Sarah S. Richardson
Tuesday, 16 October 2012, 16:00, Large Operon, EMBL Heidelberg
Sarah S. Richardson, Assistant Professor of the History of Science and of Studies of Women, Gender, and Sexuality
Race and Gender in a Postgenomic Age
What are the implications of the sequencing of the human genome for our conceptions of human racial and gender difference? How does the scientific community respond to controversial research on human differences? In what ways are rapid whole-genome sequencing, the commercial imperatives of much genome science, and the increasingly transdisciplinary nature of genomics changing the context for research on human racial and gender differences? Engaging these questions using recent case studies, this talk examines the historical, social, and philosophical dimensions of emerging genomic research on human difference.

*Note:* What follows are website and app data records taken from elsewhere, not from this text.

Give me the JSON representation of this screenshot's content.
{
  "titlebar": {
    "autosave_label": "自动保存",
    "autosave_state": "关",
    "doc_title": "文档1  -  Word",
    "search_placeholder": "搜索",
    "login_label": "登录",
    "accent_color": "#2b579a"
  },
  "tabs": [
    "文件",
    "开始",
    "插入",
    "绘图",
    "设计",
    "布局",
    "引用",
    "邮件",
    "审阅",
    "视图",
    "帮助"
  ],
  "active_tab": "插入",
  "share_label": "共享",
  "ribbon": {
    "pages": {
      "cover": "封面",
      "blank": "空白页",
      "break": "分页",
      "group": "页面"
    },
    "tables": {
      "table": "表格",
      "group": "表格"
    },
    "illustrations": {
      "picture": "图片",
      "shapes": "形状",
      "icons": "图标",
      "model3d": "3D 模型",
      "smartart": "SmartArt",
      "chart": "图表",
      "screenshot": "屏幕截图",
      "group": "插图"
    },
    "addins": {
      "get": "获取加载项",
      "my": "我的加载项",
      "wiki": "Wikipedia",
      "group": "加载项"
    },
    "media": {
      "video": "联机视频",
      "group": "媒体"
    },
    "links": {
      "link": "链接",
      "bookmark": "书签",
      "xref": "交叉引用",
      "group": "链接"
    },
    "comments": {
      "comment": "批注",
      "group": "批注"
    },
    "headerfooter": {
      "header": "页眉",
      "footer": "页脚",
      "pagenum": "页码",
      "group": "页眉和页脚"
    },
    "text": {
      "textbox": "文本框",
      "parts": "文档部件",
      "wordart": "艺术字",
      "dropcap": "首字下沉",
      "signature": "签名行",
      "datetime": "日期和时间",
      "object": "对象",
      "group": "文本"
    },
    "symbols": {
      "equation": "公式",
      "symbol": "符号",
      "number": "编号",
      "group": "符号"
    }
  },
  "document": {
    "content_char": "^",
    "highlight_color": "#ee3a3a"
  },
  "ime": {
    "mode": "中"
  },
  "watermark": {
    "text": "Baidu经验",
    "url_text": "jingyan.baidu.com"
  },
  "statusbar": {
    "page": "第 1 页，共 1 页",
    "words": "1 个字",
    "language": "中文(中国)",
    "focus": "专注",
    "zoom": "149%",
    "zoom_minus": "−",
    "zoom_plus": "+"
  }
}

Sarah S. Richardson is Assistant Professor of the History of Science and of Studies of Women, Gender, and Sexuality at Harvard University. She received her Ph.D. from the Program in Modern Thought and Literature at Stanford University. A historian and philosopher of science, her research focuses on race and gender in the biosciences and on the social dimensions of scientific knowledge. Richardson’s forthcoming book, Sex Itself: Male and Female in the Human Genome (Chicago, 2013), traces the history of genetic theories of sex differences from 1900 to the present. Richardson co-edited the book Revisiting Race in a Genomic Age (Rutgers, 2008).